Scan the entries below for lines holding "Beta". Give the number of such lines alone.

*** Data for processing ***

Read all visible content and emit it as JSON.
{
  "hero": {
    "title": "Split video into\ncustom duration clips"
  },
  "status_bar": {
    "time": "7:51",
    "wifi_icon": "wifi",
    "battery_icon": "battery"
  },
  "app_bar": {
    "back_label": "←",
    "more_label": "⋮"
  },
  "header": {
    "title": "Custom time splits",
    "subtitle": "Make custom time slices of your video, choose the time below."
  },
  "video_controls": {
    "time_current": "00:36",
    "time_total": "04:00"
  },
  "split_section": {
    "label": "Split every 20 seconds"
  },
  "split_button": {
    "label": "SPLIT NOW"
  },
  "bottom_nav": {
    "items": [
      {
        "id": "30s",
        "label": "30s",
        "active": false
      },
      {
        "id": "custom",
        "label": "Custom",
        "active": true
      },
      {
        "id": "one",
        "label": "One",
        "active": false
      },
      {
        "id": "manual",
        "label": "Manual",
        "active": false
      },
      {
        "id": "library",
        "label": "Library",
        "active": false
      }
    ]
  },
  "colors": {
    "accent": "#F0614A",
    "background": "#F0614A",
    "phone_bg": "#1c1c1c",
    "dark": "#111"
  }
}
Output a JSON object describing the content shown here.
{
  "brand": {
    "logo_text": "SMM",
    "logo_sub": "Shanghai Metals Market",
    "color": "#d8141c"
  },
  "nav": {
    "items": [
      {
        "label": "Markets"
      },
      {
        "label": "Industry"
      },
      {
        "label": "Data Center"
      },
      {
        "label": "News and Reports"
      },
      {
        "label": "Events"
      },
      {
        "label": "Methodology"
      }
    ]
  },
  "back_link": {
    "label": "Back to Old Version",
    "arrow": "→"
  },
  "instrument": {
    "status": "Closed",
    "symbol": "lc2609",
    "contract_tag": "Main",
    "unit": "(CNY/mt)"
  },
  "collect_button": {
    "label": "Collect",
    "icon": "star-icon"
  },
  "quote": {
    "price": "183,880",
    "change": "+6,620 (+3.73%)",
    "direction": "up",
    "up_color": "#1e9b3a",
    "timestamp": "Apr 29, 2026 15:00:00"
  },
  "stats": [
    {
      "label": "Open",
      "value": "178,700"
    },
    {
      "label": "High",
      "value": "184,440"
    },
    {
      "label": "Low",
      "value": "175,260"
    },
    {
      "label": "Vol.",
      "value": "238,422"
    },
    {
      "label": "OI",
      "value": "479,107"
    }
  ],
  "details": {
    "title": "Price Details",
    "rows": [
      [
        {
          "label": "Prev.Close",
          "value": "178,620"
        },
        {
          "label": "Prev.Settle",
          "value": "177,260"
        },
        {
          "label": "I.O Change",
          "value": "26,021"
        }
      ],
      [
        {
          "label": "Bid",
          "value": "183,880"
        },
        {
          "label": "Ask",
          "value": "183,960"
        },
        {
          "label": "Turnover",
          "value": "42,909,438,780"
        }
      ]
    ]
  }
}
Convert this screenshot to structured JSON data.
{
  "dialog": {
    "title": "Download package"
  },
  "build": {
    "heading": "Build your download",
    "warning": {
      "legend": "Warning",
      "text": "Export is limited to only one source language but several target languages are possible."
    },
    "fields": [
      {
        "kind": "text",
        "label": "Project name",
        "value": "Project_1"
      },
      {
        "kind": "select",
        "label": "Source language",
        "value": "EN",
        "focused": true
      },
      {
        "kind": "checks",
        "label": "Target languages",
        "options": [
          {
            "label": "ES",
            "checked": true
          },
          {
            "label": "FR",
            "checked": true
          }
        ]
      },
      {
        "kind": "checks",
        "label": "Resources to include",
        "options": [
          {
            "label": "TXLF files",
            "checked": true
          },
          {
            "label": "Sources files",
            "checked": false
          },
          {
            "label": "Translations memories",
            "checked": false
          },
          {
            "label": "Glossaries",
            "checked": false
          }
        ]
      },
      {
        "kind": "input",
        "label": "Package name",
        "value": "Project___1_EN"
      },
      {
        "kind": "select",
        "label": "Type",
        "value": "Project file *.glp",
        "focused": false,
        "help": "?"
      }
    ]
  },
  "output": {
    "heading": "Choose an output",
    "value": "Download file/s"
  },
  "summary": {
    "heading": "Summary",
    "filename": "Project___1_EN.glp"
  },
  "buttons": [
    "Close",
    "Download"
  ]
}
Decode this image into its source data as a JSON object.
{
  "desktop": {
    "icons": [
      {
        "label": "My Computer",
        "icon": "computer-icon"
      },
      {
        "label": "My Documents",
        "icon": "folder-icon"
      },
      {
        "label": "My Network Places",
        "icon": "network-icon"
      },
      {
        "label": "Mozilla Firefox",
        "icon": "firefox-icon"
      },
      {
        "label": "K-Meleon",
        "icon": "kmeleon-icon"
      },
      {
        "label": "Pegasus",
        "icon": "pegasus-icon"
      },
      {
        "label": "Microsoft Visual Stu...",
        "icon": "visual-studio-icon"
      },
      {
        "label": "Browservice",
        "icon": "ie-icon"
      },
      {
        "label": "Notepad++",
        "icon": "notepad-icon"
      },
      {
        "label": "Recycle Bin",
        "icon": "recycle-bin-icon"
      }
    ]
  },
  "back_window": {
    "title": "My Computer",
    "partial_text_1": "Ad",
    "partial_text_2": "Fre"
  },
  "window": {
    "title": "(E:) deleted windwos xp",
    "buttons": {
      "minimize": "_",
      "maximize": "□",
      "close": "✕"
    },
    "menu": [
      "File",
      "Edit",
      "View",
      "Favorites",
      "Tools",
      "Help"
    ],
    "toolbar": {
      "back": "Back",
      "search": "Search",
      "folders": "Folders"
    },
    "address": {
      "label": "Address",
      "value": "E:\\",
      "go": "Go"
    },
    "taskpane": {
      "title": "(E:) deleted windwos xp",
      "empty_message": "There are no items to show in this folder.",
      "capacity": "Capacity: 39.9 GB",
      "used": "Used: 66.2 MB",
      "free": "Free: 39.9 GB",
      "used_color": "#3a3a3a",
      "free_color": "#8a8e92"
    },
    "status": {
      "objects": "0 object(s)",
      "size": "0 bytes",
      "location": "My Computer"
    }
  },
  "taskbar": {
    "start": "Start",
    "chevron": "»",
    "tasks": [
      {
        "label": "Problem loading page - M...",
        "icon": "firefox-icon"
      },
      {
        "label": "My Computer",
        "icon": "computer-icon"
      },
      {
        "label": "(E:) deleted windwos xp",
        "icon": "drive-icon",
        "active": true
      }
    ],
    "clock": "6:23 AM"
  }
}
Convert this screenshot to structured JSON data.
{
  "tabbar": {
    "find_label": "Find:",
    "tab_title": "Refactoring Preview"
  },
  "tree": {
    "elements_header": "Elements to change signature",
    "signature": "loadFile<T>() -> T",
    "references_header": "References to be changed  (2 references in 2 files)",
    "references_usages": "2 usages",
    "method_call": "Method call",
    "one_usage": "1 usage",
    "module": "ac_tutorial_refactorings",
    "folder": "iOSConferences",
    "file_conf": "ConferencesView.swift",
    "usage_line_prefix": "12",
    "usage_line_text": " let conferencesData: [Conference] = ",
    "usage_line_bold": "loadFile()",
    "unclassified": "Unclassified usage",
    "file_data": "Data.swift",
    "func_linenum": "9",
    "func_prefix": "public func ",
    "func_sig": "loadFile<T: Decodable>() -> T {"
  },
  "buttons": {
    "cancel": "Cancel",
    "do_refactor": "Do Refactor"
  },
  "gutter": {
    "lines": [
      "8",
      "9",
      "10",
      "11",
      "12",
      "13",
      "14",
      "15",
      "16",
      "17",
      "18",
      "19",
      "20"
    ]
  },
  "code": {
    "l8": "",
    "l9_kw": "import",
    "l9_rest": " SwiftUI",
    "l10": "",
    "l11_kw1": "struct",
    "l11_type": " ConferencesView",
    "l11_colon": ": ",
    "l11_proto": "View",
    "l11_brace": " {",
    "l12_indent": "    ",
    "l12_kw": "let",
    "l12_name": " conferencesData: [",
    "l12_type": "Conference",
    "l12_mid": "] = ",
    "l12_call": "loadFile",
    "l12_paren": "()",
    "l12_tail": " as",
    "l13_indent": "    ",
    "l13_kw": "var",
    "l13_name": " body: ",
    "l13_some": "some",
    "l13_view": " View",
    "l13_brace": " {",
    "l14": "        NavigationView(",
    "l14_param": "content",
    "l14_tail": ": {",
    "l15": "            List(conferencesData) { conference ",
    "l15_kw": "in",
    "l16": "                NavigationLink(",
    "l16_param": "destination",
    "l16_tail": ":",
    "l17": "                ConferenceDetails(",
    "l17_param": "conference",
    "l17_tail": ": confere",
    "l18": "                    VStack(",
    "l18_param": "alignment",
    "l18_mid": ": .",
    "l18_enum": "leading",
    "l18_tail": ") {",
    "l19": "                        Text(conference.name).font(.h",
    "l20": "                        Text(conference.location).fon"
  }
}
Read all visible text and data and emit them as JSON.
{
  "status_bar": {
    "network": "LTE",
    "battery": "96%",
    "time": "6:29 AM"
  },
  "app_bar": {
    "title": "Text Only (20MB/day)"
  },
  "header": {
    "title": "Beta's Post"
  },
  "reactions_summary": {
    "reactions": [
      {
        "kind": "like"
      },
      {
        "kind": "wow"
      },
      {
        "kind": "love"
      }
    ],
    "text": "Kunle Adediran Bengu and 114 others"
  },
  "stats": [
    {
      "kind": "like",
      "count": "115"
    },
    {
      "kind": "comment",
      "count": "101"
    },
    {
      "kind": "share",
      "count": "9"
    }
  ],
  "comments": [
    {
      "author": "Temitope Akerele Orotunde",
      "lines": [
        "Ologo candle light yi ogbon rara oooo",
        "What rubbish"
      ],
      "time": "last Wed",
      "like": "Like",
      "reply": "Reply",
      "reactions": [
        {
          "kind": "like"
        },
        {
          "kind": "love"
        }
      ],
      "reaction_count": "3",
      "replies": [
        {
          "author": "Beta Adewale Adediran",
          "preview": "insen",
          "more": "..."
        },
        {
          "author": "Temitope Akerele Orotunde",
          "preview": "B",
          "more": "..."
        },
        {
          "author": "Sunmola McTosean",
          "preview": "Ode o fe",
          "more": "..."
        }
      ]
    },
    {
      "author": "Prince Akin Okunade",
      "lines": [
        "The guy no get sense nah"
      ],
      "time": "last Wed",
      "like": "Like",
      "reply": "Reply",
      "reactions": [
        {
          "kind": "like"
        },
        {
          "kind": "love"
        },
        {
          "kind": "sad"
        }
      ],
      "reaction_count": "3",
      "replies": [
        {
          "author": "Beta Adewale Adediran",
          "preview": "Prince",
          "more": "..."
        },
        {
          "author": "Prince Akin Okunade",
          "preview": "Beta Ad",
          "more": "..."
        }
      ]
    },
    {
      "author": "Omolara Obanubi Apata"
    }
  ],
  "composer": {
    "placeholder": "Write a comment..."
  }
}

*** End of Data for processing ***

§ **Task solution**
4